RAPID CITY, S.D. (KEVN) Halloween is almost here, and as everyone gets ready to put on their costumes and hand out candy, it's important to remember that this can be a scary time for parents and children who have food allergies.
Many kids look forward to getting sweet treats on Halloween. (KEVN)
Halloween. A time for kids to get dressed up and indulge in sweets, but for some kids, it's not as easy to enjoy those treats.
"For families who are managing kids with food allergies or special dietary needs, it can be a little bit tricky and certainly can be scary for some families as well," says an allergist for Rapid City Medical Center, Dr. Anderson.
Dr. Anderson says nuts, milk, wheat, and soy are some of the top allergens, and many of the traditional candies that are given out have those ingredients.
"And often, the little individually wrapped candies are not labeled," says Dr. Anderson.
Another challenge those with allergies may face is that some items contain different ingredients based on the size of the candy.
"Children who have severe foods allergies even a small amount of the food that they're allergic to could result in a life-threatening reaction," says Dr. Anderson
To make sure that everybody has a safe Halloween, you can do your part by filling up two buckets. You can fill one with candy and then one with some toys for the kids who have allergies.
This idea is often known as the Teal Pumpkin Project.
"They don't have to worry as much about label reading, but rather have the option of picking a nonfood treat," says Dr. Anderson.
It's easy to participate in the project. All someone has to do is paint or buy a teal pumpkin and just put it out on their doorstep.

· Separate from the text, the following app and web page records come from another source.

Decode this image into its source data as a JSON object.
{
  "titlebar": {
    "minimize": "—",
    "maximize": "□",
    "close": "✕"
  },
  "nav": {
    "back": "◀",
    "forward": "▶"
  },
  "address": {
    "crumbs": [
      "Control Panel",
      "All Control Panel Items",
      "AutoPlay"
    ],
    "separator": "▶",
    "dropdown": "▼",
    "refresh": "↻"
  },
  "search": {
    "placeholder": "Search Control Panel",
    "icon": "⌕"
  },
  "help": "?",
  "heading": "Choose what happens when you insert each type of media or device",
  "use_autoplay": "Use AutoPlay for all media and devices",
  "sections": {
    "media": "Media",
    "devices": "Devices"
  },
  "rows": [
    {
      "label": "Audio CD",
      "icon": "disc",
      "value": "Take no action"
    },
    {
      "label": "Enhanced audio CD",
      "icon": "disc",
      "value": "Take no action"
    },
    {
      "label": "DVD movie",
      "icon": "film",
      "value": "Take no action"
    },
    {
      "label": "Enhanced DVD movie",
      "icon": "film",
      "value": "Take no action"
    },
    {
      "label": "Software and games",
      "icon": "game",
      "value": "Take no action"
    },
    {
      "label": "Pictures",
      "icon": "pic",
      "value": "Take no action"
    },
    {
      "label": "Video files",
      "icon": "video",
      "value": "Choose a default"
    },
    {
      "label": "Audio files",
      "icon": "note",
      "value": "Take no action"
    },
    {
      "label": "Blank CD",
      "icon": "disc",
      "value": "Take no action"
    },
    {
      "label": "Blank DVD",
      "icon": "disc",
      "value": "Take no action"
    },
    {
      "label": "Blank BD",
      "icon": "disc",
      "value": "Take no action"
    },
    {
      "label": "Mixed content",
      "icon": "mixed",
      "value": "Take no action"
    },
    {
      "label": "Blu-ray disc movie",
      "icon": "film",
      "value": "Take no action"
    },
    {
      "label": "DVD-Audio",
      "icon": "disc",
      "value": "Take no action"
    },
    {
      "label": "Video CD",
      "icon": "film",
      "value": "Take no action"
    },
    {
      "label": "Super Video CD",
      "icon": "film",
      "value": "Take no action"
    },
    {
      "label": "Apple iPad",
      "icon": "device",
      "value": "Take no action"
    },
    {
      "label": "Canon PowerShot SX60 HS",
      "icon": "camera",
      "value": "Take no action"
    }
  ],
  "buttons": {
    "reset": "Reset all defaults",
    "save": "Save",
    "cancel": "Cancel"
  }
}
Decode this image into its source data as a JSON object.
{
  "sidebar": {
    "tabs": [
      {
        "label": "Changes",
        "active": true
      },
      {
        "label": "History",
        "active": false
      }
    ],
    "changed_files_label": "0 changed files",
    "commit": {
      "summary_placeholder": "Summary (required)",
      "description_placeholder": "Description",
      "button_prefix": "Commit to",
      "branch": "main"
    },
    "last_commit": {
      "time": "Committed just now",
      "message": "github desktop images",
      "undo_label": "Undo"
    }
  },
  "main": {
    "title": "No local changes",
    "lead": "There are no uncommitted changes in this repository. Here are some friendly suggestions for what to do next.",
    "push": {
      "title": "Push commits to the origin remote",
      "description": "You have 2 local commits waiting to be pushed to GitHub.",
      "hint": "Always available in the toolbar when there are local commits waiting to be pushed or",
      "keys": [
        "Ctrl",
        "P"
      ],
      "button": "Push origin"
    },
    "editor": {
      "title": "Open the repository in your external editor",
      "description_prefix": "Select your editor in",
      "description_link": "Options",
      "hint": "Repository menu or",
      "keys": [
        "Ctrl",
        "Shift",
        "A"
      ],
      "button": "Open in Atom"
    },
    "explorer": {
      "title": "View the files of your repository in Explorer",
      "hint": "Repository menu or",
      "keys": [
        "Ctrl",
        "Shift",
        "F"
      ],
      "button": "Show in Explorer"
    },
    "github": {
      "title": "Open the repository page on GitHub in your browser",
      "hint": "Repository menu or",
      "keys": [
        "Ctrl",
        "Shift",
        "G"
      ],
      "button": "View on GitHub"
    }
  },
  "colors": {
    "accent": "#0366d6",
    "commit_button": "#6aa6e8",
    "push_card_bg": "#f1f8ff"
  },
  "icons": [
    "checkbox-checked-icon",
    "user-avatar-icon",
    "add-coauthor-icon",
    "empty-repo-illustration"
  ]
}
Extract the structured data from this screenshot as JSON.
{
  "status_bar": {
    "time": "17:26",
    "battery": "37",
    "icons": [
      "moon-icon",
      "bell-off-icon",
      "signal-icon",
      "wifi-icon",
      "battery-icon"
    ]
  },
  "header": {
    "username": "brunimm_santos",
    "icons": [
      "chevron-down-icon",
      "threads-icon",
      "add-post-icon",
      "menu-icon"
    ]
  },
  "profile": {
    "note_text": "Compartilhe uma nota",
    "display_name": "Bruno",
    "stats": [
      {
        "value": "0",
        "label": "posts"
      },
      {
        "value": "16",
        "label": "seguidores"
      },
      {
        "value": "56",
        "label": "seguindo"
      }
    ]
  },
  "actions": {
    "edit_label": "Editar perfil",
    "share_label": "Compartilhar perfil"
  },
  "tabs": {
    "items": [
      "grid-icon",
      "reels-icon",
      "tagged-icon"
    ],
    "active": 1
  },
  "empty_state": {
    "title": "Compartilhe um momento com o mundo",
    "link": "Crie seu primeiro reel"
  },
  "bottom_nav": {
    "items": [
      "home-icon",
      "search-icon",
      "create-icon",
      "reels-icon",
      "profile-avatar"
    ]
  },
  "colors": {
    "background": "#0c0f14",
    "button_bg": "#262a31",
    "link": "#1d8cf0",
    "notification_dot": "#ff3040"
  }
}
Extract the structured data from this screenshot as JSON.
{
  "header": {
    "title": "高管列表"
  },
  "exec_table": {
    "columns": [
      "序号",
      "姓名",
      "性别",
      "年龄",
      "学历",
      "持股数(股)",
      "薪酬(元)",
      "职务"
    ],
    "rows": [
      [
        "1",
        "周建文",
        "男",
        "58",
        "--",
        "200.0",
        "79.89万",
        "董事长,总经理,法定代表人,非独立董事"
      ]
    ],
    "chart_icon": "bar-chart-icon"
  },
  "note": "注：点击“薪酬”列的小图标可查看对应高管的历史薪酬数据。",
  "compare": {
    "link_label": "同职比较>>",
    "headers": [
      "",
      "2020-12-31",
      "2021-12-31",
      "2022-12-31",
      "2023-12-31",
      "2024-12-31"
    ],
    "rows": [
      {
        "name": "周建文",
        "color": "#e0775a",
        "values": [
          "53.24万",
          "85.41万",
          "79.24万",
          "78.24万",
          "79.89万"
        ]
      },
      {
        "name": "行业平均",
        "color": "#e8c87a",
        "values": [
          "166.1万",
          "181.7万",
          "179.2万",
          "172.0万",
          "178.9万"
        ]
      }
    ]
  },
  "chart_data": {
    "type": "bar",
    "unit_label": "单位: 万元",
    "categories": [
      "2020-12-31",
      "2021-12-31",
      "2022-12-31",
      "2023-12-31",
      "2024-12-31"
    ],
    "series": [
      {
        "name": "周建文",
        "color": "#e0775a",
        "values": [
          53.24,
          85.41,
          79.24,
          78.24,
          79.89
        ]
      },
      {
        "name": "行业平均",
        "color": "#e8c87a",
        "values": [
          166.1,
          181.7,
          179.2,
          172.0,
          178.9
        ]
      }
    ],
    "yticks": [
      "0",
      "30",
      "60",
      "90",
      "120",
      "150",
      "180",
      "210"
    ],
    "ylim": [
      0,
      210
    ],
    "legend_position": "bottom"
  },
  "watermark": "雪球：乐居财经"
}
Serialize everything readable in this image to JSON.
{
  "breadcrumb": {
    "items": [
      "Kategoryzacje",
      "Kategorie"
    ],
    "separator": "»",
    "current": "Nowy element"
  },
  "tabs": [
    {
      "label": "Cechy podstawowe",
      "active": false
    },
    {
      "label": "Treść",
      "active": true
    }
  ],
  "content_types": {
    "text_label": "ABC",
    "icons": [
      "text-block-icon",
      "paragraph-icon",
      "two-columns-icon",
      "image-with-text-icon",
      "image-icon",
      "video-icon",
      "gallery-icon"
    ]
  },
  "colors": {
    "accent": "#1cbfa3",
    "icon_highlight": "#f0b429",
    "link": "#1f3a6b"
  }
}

"When a child comes to the door, you can essentially offer both and say this is food treats, and these are nonfood treats. And that way, it makes Halloween very inclusive for all children," says Dr. Anderson.